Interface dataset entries
• • • • •
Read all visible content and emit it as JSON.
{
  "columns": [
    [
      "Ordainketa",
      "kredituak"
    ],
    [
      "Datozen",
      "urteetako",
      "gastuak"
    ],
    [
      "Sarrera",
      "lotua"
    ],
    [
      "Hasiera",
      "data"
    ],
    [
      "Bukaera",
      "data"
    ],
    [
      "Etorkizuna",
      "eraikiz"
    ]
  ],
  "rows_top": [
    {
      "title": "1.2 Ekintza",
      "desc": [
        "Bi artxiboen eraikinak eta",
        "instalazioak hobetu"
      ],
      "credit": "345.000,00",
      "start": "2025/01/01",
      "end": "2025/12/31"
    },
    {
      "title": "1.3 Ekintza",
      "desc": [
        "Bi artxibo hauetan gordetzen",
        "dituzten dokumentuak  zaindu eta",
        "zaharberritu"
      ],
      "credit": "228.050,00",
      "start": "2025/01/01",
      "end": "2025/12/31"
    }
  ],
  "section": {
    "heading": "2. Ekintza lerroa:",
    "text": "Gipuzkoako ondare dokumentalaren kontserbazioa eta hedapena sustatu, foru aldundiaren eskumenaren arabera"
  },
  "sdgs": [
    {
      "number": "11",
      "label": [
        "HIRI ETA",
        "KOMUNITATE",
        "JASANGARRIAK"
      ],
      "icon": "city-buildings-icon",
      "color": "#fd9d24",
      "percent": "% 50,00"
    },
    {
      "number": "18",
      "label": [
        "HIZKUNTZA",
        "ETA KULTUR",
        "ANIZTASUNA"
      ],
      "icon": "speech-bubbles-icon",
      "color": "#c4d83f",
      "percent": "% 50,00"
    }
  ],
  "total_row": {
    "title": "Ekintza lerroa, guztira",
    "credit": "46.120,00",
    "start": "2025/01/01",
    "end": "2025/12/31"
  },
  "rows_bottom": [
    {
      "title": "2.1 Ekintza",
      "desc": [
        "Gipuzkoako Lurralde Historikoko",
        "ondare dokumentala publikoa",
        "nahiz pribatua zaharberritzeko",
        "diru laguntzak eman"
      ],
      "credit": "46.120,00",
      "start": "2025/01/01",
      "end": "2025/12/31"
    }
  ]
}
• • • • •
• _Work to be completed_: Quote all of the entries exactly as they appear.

• _Task solution_:
Read all visible content and emit it as JSON.
{
  "columns": [
    [
      "Ordainketa",
      "kredituak"
    ],
    [
      "Datozen",
      "urteetako",
      "gastuak"
    ],
    [
      "Sarrera",
      "lotua"
    ],
    [
      "Hasiera",
      "data"
    ],
    [
      "Bukaera",
      "data"
    ],
    [
      "Etorkizuna",
      "eraikiz"
    ]
  ],
  "rows_top": [
    {
      "title": "1.2 Ekintza",
      "desc": [
        "Bi artxiboen eraikinak eta",
        "instalazioak hobetu"
      ],
      "credit": "345.000,00",
      "start": "2025/01/01",
      "end": "2025/12/31"
    },
    {
      "title": "1.3 Ekintza",
      "desc": [
        "Bi artxibo hauetan gordetzen",
        "dituzten dokumentuak  zaindu eta",
        "zaharberritu"
      ],
      "credit": "228.050,00",
      "start": "2025/01/01",
      "end": "2025/12/31"
    }
  ],
  "section": {
    "heading": "2. Ekintza lerroa:",
    "text": "Gipuzkoako ondare dokumentalaren kontserbazioa eta hedapena sustatu, foru aldundiaren eskumenaren arabera"
  },
  "sdgs": [
    {
      "number": "11",
      "label": [
        "HIRI ETA",
        "KOMUNITATE",
        "JASANGARRIAK"
      ],
      "icon": "city-buildings-icon",
      "color": "#fd9d24",
      "percent": "% 50,00"
    },
    {
      "number": "18",
      "label": [
        "HIZKUNTZA",
        "ETA KULTUR",
        "ANIZTASUNA"
      ],
      "icon": "speech-bubbles-icon",
      "color": "#c4d83f",
      "percent": "% 50,00"
    }
  ],
  "total_row": {
    "title": "Ekintza lerroa, guztira",
    "credit": "46.120,00",
    "start": "2025/01/01",
    "end": "2025/12/31"
  },
  "rows_bottom": [
    {
      "title": "2.1 Ekintza",
      "desc": [
        "Gipuzkoako Lurralde Historikoko",
        "ondare dokumentala publikoa",
        "nahiz pribatua zaharberritzeko",
        "diru laguntzak eman"
      ],
      "credit": "46.120,00",
      "start": "2025/01/01",
      "end": "2025/12/31"
    }
  ]
}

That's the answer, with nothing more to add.